### Extracted information
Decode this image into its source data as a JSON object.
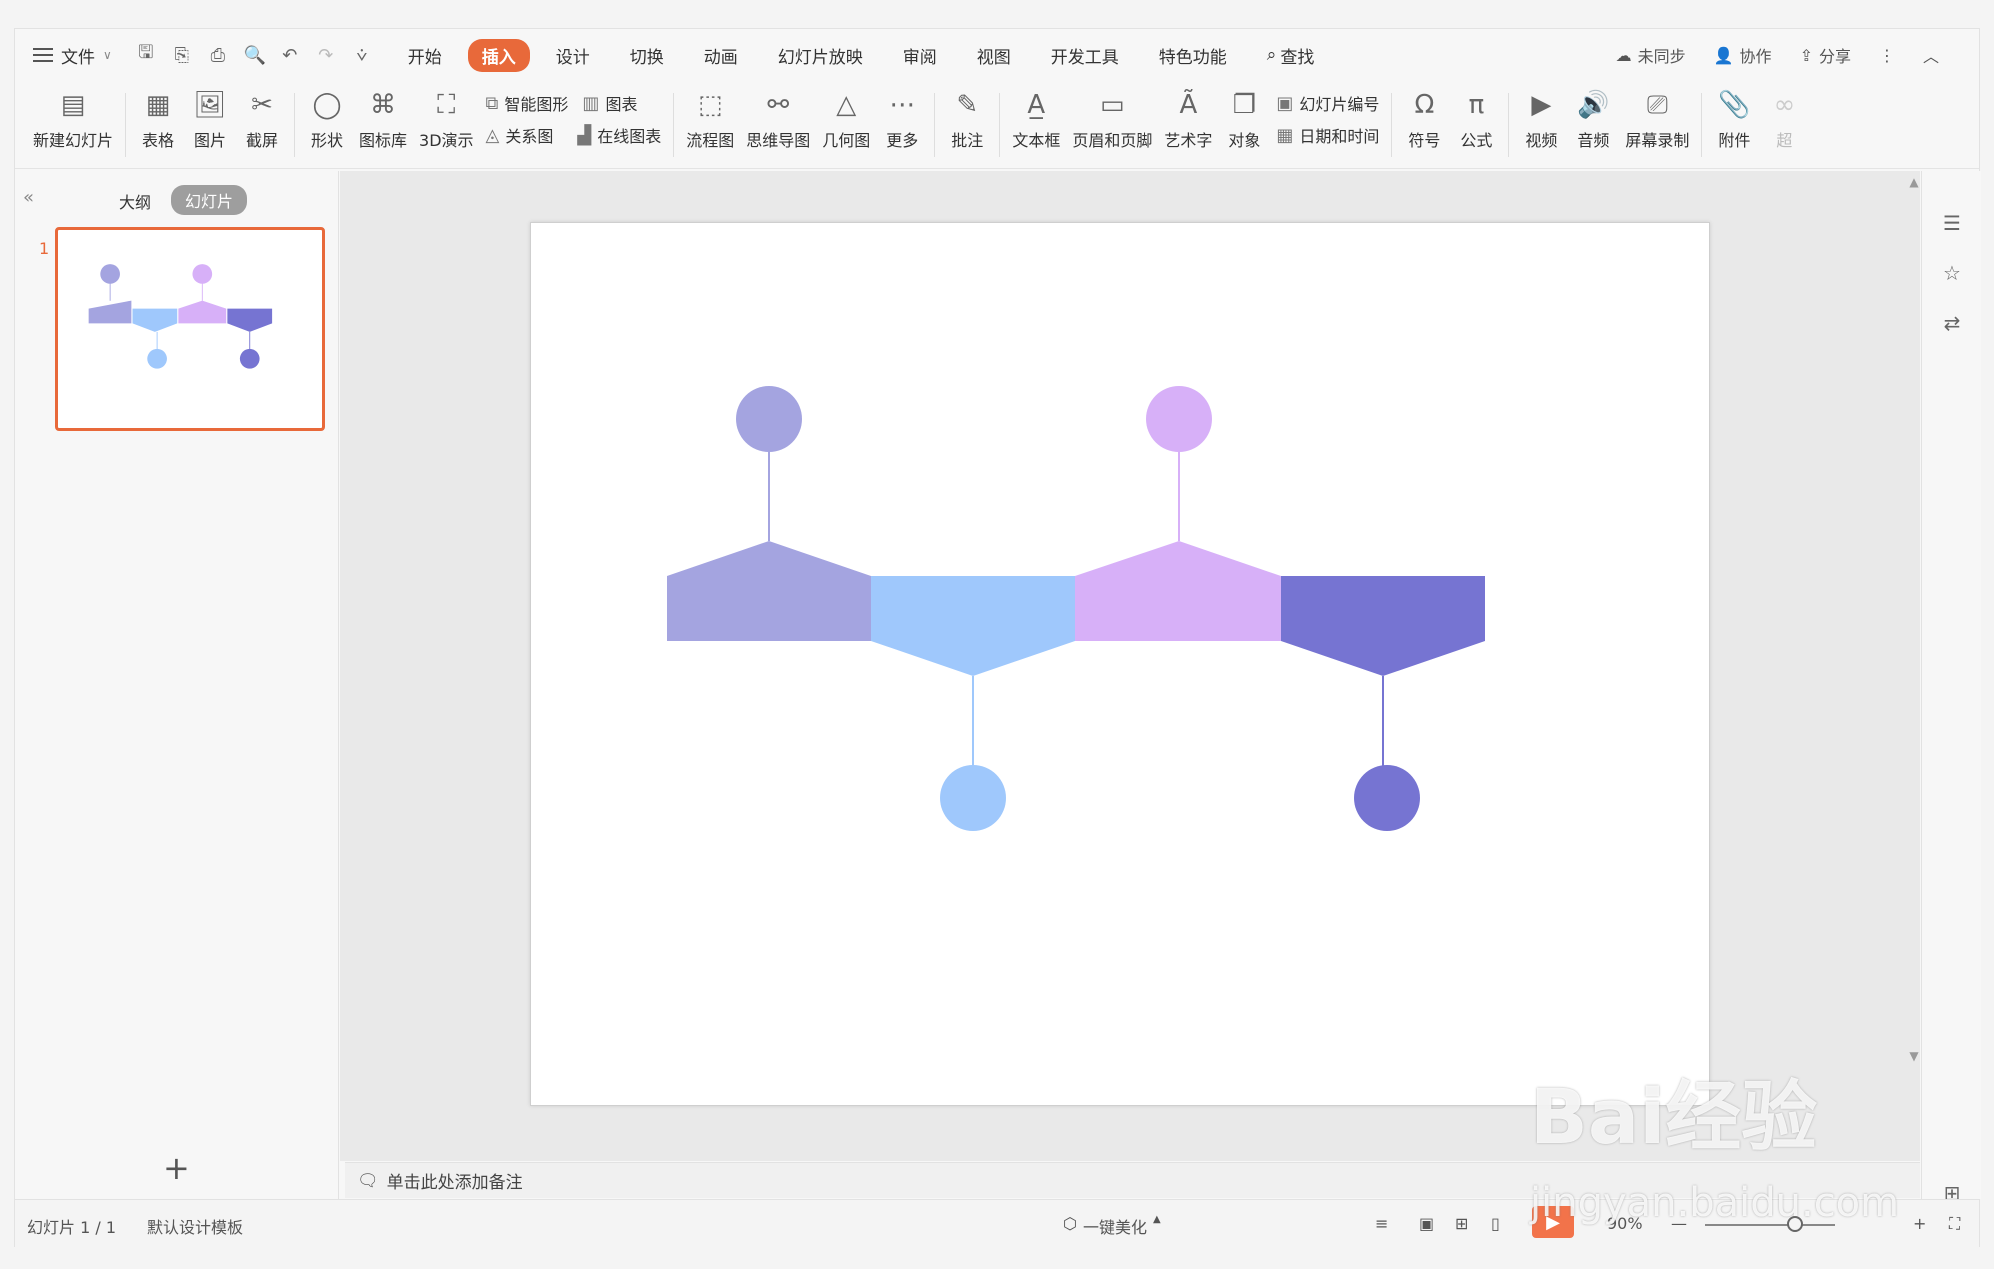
{
  "menu": {
    "file_label": "文件",
    "tabs": [
      {
        "label": "开始",
        "active": false
      },
      {
        "label": "插入",
        "active": true
      },
      {
        "label": "设计",
        "active": false
      },
      {
        "label": "切换",
        "active": false
      },
      {
        "label": "动画",
        "active": false
      },
      {
        "label": "幻灯片放映",
        "active": false
      },
      {
        "label": "审阅",
        "active": false
      },
      {
        "label": "视图",
        "active": false
      },
      {
        "label": "开发工具",
        "active": false
      },
      {
        "label": "特色功能",
        "active": false
      }
    ],
    "search_label": "查找",
    "sync_label": "未同步",
    "collab_label": "协作",
    "share_label": "分享"
  },
  "ribbon": {
    "new_slide": "新建幻灯片",
    "table": "表格",
    "picture": "图片",
    "screenshot": "截屏",
    "shape": "形状",
    "icon_lib": "图标库",
    "demo3d": "3D演示",
    "smart_art": "智能图形",
    "chart": "图表",
    "relation": "关系图",
    "online_chart": "在线图表",
    "flowchart": "流程图",
    "mindmap": "思维导图",
    "geometry": "几何图",
    "more": "更多",
    "comment": "批注",
    "textbox": "文本框",
    "header_footer": "页眉和页脚",
    "wordart": "艺术字",
    "object": "对象",
    "slide_number": "幻灯片编号",
    "date_time": "日期和时间",
    "symbol": "符号",
    "formula": "公式",
    "video": "视频",
    "audio": "音频",
    "screen_record": "屏幕录制",
    "attachment": "附件",
    "overflow": "超"
  },
  "left_panel": {
    "tab_outline": "大纲",
    "tab_slides": "幻灯片",
    "slide_number": "1"
  },
  "notes_placeholder": "单击此处添加备注",
  "status": {
    "slide_info": "幻灯片 1 / 1",
    "template": "默认设计模板",
    "beautify": "一键美化",
    "zoom": "90%"
  },
  "watermark": {
    "brand": "Bai经验",
    "url": "jingyan.baidu.com"
  },
  "colors": {
    "accent": "#e8693a",
    "shape1": "#a4a4e0",
    "shape2": "#9fc8fc",
    "shape3": "#d7b0f8",
    "shape4": "#7674d2"
  }
}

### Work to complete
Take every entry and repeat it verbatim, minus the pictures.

### Written answer
Decode this image into its source data as a JSON object.
{
  "menu": {
    "file_label": "文件",
    "tabs": [
      {
        "label": "开始",
        "active": false
      },
      {
        "label": "插入",
        "active": true
      },
      {
        "label": "设计",
        "active": false
      },
      {
        "label": "切换",
        "active": false
      },
      {
        "label": "动画",
        "active": false
      },
      {
        "label": "幻灯片放映",
        "active": false
      },
      {
        "label": "审阅",
        "active": false
      },
      {
        "label": "视图",
        "active": false
      },
      {
        "label": "开发工具",
        "active": false
      },
      {
        "label": "特色功能",
        "active": false
      }
    ],
    "search_label": "查找",
    "sync_label": "未同步",
    "collab_label": "协作",
    "share_label": "分享"
  },
  "ribbon": {
    "new_slide": "新建幻灯片",
    "table": "表格",
    "picture": "图片",
    "screenshot": "截屏",
    "shape": "形状",
    "icon_lib": "图标库",
    "demo3d": "3D演示",
    "smart_art": "智能图形",
    "chart": "图表",
    "relation": "关系图",
    "online_chart": "在线图表",
    "flowchart": "流程图",
    "mindmap": "思维导图",
    "geometry": "几何图",
    "more": "更多",
    "comment": "批注",
    "textbox": "文本框",
    "header_footer": "页眉和页脚",
    "wordart": "艺术字",
    "object": "对象",
    "slide_number": "幻灯片编号",
    "date_time": "日期和时间",
    "symbol": "符号",
    "formula": "公式",
    "video": "视频",
    "audio": "音频",
    "screen_record": "屏幕录制",
    "attachment": "附件",
    "overflow": "超"
  },
  "left_panel": {
    "tab_outline": "大纲",
    "tab_slides": "幻灯片",
    "slide_number": "1"
  },
  "notes_placeholder": "单击此处添加备注",
  "status": {
    "slide_info": "幻灯片 1 / 1",
    "template": "默认设计模板",
    "beautify": "一键美化",
    "zoom": "90%"
  },
  "watermark": {
    "brand": "Bai经验",
    "url": "jingyan.baidu.com"
  },
  "colors": {
    "accent": "#e8693a",
    "shape1": "#a4a4e0",
    "shape2": "#9fc8fc",
    "shape3": "#d7b0f8",
    "shape4": "#7674d2"
  }
}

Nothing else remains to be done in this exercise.